A stands for Aperture priority mode. This is pretty much the same as program mode inasmuch as you still have control over your ISO and flash control but you have control over your Aperture and your camera decides your Shutter speed.
S stands for shutter priority and is exactly the same but this time you have control over the shutter speed and your camera takes care of the aperture.
Why use Aperture Priority?
Typically if you want to achieve a consistent depth of field then you would use Aperture Priority. For example, if you where photographing a scene where you wanted everything from the foreground to the background in focus then it’s likely that you’d want to shoot on something like f11 or even f22. If the area you are photographing is quite dark then on automatic mode you camera would tend to use a faster aperture (closer to f2.8). Obviously this will give you a shallow depth of field and either the background or foreground will be out of focus.

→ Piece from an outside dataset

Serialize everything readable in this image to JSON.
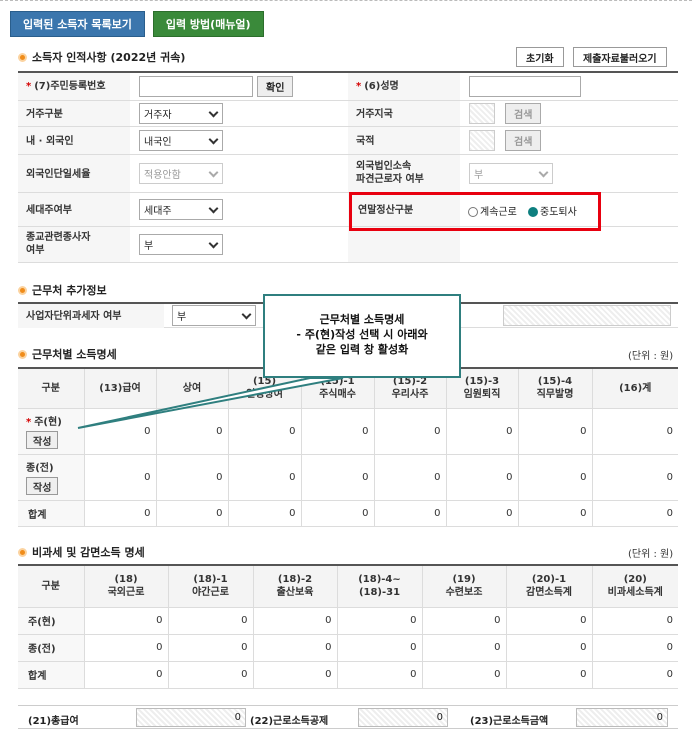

The reverse is also true. If you are photographing a portrait in bright sunlight but still wanted the background to fall out of focus then you would want to use a wide open fast aperture like f2.8. If you use Aperture priory in this situation then your camera will compensate but using a fast shutter speed (to let less light in).
Why use Shutter priority?
Capturing movement in an image can be really creative and control over your shutter speed is paramount.
I you are photographing action, then a fast shutter is needed. In shutter priority your camera will then use a wide open aperture to let as much light into the camera to compensate for the fast shutter speed which won’t let much in.
Again the reverse applies. Slow shutter speeds are great for photographing streams for artistic seascapes as they blur the water to an almost mystical effect. I you are doing this make sure you use a tripod to insure the rest of the scene which isn’t moving is perfectly focused and not the victim of camera shake.
I thought I should do mention this as automatic ISO settings work very well with shutter and aperture priority settings. The problem is in consistency. A high ISO image will have lots of grain and won’t perhaps work well in a landscape scene. It’s also a problem if your are photographing a sequence of images and you need a consist look. By pointing the camera just slightly in one direction you can not only dramatically change the amount of light needed for a good exposure but your camera could change the ISO considerably too.
I would personally shoot a couple of frames on AUTO ISO to begin with and if I am happy with the suggested ISO that the camera is giving me then I would dial in that ISO manually and continue on whatever priority mode I wanted to shoot on.
For Aperture priority
Photograph a portrait in three different settings using Aperture priory with a fast f stop of around f4 or lower.
Three lighting setting could be bright sunlight, window light and artificial light (inside)
Photograph these three setting first on auto ISO and then on an ISO of about 400
For Shutter Priority
Find that overpass with lots of fast moving cars or even a waterfall.
Set up your camera with a tripod
Start with your setting on S and shutter speed on about a second
Continue taking images whilst changing the shutter faster and faster until you reach its limit.
Do the same on an ISO of around 400 and on AUTO.